═══ Record excerpts ═══

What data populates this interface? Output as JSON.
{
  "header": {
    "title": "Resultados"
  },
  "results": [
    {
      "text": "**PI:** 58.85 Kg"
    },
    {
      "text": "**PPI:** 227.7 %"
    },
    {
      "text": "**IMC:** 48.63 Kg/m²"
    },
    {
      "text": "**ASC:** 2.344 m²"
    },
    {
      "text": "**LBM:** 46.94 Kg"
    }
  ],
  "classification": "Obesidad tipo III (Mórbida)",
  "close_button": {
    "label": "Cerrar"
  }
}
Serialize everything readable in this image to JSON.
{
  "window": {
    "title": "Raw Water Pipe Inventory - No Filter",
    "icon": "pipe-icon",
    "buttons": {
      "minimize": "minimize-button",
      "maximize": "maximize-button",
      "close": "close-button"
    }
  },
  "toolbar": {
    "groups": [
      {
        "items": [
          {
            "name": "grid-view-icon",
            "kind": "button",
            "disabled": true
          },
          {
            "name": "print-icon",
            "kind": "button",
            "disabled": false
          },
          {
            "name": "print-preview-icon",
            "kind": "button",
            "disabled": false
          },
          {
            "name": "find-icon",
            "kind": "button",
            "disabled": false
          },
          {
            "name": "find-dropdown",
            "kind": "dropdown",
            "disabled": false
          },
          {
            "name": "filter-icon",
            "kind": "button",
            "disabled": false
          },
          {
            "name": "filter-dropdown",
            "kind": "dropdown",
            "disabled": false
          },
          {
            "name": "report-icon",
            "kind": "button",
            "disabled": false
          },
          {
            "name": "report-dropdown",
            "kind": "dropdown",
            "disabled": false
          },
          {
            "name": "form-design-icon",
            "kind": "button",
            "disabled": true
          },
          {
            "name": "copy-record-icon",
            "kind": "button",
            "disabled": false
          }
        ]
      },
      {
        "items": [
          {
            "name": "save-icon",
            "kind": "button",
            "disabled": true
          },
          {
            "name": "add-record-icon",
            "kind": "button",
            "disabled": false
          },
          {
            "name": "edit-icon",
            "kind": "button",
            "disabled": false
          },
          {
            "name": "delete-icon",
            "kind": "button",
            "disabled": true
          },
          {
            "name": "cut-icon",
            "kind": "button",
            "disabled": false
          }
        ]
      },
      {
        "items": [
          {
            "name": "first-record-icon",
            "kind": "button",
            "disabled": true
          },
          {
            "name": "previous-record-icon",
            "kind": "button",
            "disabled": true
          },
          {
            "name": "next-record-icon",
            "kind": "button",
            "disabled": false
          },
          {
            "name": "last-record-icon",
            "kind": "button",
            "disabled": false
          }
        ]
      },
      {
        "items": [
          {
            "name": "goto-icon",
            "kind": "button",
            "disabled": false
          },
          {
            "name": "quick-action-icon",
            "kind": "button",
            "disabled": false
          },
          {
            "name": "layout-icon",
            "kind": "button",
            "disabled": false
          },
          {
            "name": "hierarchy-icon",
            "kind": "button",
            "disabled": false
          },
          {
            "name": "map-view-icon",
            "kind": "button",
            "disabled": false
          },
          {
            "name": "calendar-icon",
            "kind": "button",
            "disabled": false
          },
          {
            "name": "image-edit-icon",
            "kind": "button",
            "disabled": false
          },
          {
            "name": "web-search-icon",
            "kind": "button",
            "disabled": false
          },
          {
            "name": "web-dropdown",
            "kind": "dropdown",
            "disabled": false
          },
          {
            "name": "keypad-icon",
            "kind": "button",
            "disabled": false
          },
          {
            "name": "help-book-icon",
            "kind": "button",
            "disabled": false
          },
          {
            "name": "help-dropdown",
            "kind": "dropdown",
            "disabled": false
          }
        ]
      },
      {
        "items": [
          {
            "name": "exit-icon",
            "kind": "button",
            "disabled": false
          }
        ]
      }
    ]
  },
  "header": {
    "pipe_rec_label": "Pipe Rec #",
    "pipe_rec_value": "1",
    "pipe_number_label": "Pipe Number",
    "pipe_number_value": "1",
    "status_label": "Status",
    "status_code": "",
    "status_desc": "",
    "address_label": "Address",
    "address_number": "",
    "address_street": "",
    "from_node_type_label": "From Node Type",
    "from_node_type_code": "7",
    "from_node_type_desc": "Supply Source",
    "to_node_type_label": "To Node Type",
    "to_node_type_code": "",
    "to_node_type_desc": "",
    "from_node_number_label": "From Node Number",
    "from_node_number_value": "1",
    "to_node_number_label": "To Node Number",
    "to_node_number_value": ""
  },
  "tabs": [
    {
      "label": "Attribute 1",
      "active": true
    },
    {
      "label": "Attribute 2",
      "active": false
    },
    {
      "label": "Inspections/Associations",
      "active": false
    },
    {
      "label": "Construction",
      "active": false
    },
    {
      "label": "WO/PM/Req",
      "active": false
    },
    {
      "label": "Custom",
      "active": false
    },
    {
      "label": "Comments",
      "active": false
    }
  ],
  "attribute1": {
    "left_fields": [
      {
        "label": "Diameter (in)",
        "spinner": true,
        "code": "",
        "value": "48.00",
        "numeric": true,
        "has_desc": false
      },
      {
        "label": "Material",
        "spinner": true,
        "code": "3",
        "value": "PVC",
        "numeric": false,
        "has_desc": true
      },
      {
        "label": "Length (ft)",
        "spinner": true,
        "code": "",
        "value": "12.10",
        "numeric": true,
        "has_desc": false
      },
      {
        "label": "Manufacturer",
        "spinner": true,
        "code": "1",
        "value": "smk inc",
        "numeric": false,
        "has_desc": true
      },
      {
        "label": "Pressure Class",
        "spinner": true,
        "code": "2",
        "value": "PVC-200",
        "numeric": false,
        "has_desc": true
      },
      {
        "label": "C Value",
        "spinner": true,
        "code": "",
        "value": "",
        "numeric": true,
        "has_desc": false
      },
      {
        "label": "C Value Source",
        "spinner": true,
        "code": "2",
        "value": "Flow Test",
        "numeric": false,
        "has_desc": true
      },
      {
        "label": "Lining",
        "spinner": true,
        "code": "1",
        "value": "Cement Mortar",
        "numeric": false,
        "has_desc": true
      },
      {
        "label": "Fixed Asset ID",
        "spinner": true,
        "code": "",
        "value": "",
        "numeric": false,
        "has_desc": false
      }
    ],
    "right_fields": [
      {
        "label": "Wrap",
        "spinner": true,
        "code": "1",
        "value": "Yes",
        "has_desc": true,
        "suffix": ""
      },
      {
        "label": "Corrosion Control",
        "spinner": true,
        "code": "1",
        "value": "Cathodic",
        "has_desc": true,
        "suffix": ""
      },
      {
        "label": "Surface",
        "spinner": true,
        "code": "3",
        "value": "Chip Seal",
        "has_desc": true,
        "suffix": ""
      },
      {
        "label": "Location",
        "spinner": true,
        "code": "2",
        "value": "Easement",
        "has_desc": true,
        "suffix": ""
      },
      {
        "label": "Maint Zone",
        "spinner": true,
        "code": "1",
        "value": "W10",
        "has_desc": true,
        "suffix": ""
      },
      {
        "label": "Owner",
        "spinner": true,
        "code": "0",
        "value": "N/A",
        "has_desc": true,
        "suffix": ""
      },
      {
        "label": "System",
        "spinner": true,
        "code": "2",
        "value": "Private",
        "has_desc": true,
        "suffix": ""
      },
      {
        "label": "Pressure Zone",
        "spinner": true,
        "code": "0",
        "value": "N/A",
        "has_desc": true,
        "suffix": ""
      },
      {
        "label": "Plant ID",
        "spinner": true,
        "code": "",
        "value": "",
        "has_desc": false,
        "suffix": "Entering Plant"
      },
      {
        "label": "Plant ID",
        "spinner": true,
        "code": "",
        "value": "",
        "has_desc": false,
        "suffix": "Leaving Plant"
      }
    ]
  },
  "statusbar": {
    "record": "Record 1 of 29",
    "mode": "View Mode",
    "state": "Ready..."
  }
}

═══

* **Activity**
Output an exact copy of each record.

* **The answer**
What data populates this interface? Output as JSON.
{
  "header": {
    "title": "Resultados"
  },
  "results": [
    {
      "text": "**PI:** 58.85 Kg"
    },
    {
      "text": "**PPI:** 227.7 %"
    },
    {
      "text": "**IMC:** 48.63 Kg/m²"
    },
    {
      "text": "**ASC:** 2.344 m²"
    },
    {
      "text": "**LBM:** 46.94 Kg"
    }
  ],
  "classification": "Obesidad tipo III (Mórbida)",
  "close_button": {
    "label": "Cerrar"
  }
}
Serialize everything readable in this image to JSON.
{
  "window": {
    "title": "Raw Water Pipe Inventory - No Filter",
    "icon": "pipe-icon",
    "buttons": {
      "minimize": "minimize-button",
      "maximize": "maximize-button",
      "close": "close-button"
    }
  },
  "toolbar": {
    "groups": [
      {
        "items": [
          {
            "name": "grid-view-icon",
            "kind": "button",
            "disabled": true
          },
          {
            "name": "print-icon",
            "kind": "button",
            "disabled": false
          },
          {
            "name": "print-preview-icon",
            "kind": "button",
            "disabled": false
          },
          {
            "name": "find-icon",
            "kind": "button",
            "disabled": false
          },
          {
            "name": "find-dropdown",
            "kind": "dropdown",
            "disabled": false
          },
          {
            "name": "filter-icon",
            "kind": "button",
            "disabled": false
          },
          {
            "name": "filter-dropdown",
            "kind": "dropdown",
            "disabled": false
          },
          {
            "name": "report-icon",
            "kind": "button",
            "disabled": false
          },
          {
            "name": "report-dropdown",
            "kind": "dropdown",
            "disabled": false
          },
          {
            "name": "form-design-icon",
            "kind": "button",
            "disabled": true
          },
          {
            "name": "copy-record-icon",
            "kind": "button",
            "disabled": false
          }
        ]
      },
      {
        "items": [
          {
            "name": "save-icon",
            "kind": "button",
            "disabled": true
          },
          {
            "name": "add-record-icon",
            "kind": "button",
            "disabled": false
          },
          {
            "name": "edit-icon",
            "kind": "button",
            "disabled": false
          },
          {
            "name": "delete-icon",
            "kind": "button",
            "disabled": true
          },
          {
            "name": "cut-icon",
            "kind": "button",
            "disabled": false
          }
        ]
      },
      {
        "items": [
          {
            "name": "first-record-icon",
            "kind": "button",
            "disabled": true
          },
          {
            "name": "previous-record-icon",
            "kind": "button",
            "disabled": true
          },
          {
            "name": "next-record-icon",
            "kind": "button",
            "disabled": false
          },
          {
            "name": "last-record-icon",
            "kind": "button",
            "disabled": false
          }
        ]
      },
      {
        "items": [
          {
            "name": "goto-icon",
            "kind": "button",
            "disabled": false
          },
          {
            "name": "quick-action-icon",
            "kind": "button",
            "disabled": false
          },
          {
            "name": "layout-icon",
            "kind": "button",
            "disabled": false
          },
          {
            "name": "hierarchy-icon",
            "kind": "button",
            "disabled": false
          },
          {
            "name": "map-view-icon",
            "kind": "button",
            "disabled": false
          },
          {
            "name": "calendar-icon",
            "kind": "button",
            "disabled": false
          },
          {
            "name": "image-edit-icon",
            "kind": "button",
            "disabled": false
          },
          {
            "name": "web-search-icon",
            "kind": "button",
            "disabled": false
          },
          {
            "name": "web-dropdown",
            "kind": "dropdown",
            "disabled": false
          },
          {
            "name": "keypad-icon",
            "kind": "button",
            "disabled": false
          },
          {
            "name": "help-book-icon",
            "kind": "button",
            "disabled": false
          },
          {
            "name": "help-dropdown",
            "kind": "dropdown",
            "disabled": false
          }
        ]
      },
      {
        "items": [
          {
            "name": "exit-icon",
            "kind": "button",
            "disabled": false
          }
        ]
      }
    ]
  },
  "header": {
    "pipe_rec_label": "Pipe Rec #",
    "pipe_rec_value": "1",
    "pipe_number_label": "Pipe Number",
    "pipe_number_value": "1",
    "status_label": "Status",
    "status_code": "",
    "status_desc": "",
    "address_label": "Address",
    "address_number": "",
    "address_street": "",
    "from_node_type_label": "From Node Type",
    "from_node_type_code": "7",
    "from_node_type_desc": "Supply Source",
    "to_node_type_label": "To Node Type",
    "to_node_type_code": "",
    "to_node_type_desc": "",
    "from_node_number_label": "From Node Number",
    "from_node_number_value": "1",
    "to_node_number_label": "To Node Number",
    "to_node_number_value": ""
  },
  "tabs": [
    {
      "label": "Attribute 1",
      "active": true
    },
    {
      "label": "Attribute 2",
      "active": false
    },
    {
      "label": "Inspections/Associations",
      "active": false
    },
    {
      "label": "Construction",
      "active": false
    },
    {
      "label": "WO/PM/Req",
      "active": false
    },
    {
      "label": "Custom",
      "active": false
    },
    {
      "label": "Comments",
      "active": false
    }
  ],
  "attribute1": {
    "left_fields": [
      {
        "label": "Diameter (in)",
        "spinner": true,
        "code": "",
        "value": "48.00",
        "numeric": true,
        "has_desc": false
      },
      {
        "label": "Material",
        "spinner": true,
        "code": "3",
        "value": "PVC",
        "numeric": false,
        "has_desc": true
      },
      {
        "label": "Length (ft)",
        "spinner": true,
        "code": "",
        "value": "12.10",
        "numeric": true,
        "has_desc": false
      },
      {
        "label": "Manufacturer",
        "spinner": true,
        "code": "1",
        "value": "smk inc",
        "numeric": false,
        "has_desc": true
      },
      {
        "label": "Pressure Class",
        "spinner": true,
        "code": "2",
        "value": "PVC-200",
        "numeric": false,
        "has_desc": true
      },
      {
        "label": "C Value",
        "spinner": true,
        "code": "",
        "value": "",
        "numeric": true,
        "has_desc": false
      },
      {
        "label": "C Value Source",
        "spinner": true,
        "code": "2",
        "value": "Flow Test",
        "numeric": false,
        "has_desc": true
      },
      {
        "label": "Lining",
        "spinner": true,
        "code": "1",
        "value": "Cement Mortar",
        "numeric": false,
        "has_desc": true
      },
      {
        "label": "Fixed Asset ID",
        "spinner": true,
        "code": "",
        "value": "",
        "numeric": false,
        "has_desc": false
      }
    ],
    "right_fields": [
      {
        "label": "Wrap",
        "spinner": true,
        "code": "1",
        "value": "Yes",
        "has_desc": true,
        "suffix": ""
      },
      {
        "label": "Corrosion Control",
        "spinner": true,
        "code": "1",
        "value": "Cathodic",
        "has_desc": true,
        "suffix": ""
      },
      {
        "label": "Surface",
        "spinner": true,
        "code": "3",
        "value": "Chip Seal",
        "has_desc": true,
        "suffix": ""
      },
      {
        "label": "Location",
        "spinner": true,
        "code": "2",
        "value": "Easement",
        "has_desc": true,
        "suffix": ""
      },
      {
        "label": "Maint Zone",
        "spinner": true,
        "code": "1",
        "value": "W10",
        "has_desc": true,
        "suffix": ""
      },
      {
        "label": "Owner",
        "spinner": true,
        "code": "0",
        "value": "N/A",
        "has_desc": true,
        "suffix": ""
      },
      {
        "label": "System",
        "spinner": true,
        "code": "2",
        "value": "Private",
        "has_desc": true,
        "suffix": ""
      },
      {
        "label": "Pressure Zone",
        "spinner": true,
        "code": "0",
        "value": "N/A",
        "has_desc": true,
        "suffix": ""
      },
      {
        "label": "Plant ID",
        "spinner": true,
        "code": "",
        "value": "",
        "has_desc": false,
        "suffix": "Entering Plant"
      },
      {
        "label": "Plant ID",
        "spinner": true,
        "code": "",
        "value": "",
        "has_desc": false,
        "suffix": "Leaving Plant"
      }
    ]
  },
  "statusbar": {
    "record": "Record 1 of 29",
    "mode": "View Mode",
    "state": "Ready..."
  }
}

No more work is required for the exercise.